The legal term for a brand or brand name is “Trade Mark”. The purpose of a Trade Mark is to identify a business or product and to protect and distinguish that business or product from that of its competitors. Properly used and promoted, a trade mark can be a company’s most valuable asset.
The exclusive rights to a brand name, gained through its registration as a Trade Mark, can be lost through careless and improper use. This can happen if the public treat or come to regard the brand name as the common name for a particular type of product or service. If you trade mark becomes generic it can be used by anyone. Some former brand names which are now generic, or common product names include ASPRIN, NYLON and ESCALATOR.
History shows that a manufacturer’s own advertising or labeling frequently is at fault when a trade mark is lost by conversion into a generic term. It is imperative therefore that those involved in marketing, particularly in promotion and advertising, are aware of the importance of correct and proper use of brand names.
FRKelly advise that you try to adhere to the following 5 rules so that your trade mark is not added to the generic list.
1. Stand Out
A brand should always stand out from the works surrounding it. Using capital letters, bold type, colour or quotation marks or a combination of the above can help to do this. Whenever possible use the correct logo style.
2. Use Symbols
Where possible, indicate trade mark rights at least once in the text by placing the appropriate symbol or legend beside the Trade Mark. The appropriate symbol is ™ where the Trade Mark is not registered and ® where registration has been obtained (some companies chose to just put ™ on all brands to avoid confusion)
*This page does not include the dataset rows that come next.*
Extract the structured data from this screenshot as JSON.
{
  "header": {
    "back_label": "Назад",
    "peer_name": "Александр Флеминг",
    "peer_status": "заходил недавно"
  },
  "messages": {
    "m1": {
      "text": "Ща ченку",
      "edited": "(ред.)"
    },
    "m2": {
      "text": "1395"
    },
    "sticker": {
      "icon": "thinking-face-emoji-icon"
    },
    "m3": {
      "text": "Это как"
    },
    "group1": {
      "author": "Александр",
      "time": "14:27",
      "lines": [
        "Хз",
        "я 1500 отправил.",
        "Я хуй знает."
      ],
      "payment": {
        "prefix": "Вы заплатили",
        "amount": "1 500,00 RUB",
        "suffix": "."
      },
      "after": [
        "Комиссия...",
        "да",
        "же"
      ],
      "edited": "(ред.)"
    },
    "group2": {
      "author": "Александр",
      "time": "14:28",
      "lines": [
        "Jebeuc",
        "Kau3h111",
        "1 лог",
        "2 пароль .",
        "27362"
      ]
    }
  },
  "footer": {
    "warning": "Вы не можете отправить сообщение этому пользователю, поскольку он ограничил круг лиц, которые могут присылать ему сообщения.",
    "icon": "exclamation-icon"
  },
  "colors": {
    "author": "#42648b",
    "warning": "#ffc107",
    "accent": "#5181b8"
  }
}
3. Use a Product Description
Always accompany the Trade Mark with a product description
A trade mark identifies a particular brand of some product; it is not the name of the product itself and therefore is not a noun. It is an adjective and should always be used in association with a product name or generic name. If you are not sure whether you have used a trade mark as an adjective, try removing the trade mark from the sentence. If the sentence still makes sense you have probably used the trade mark correctly.
4. Be Consistent
Never vary, misspell or truncate your brand names. If you alter, distort, re-design or produce your brand name using colours or letters other than those specified in your current brand name/logo you could jeopardize the protection of the brands and/or cause confusion for your customers.
5. Separate Different Brands
Where main brands are being used in combination with sub-brands, it is important to ensure that each brand retains its separate identity and that the sub-brand is not confused with the product description.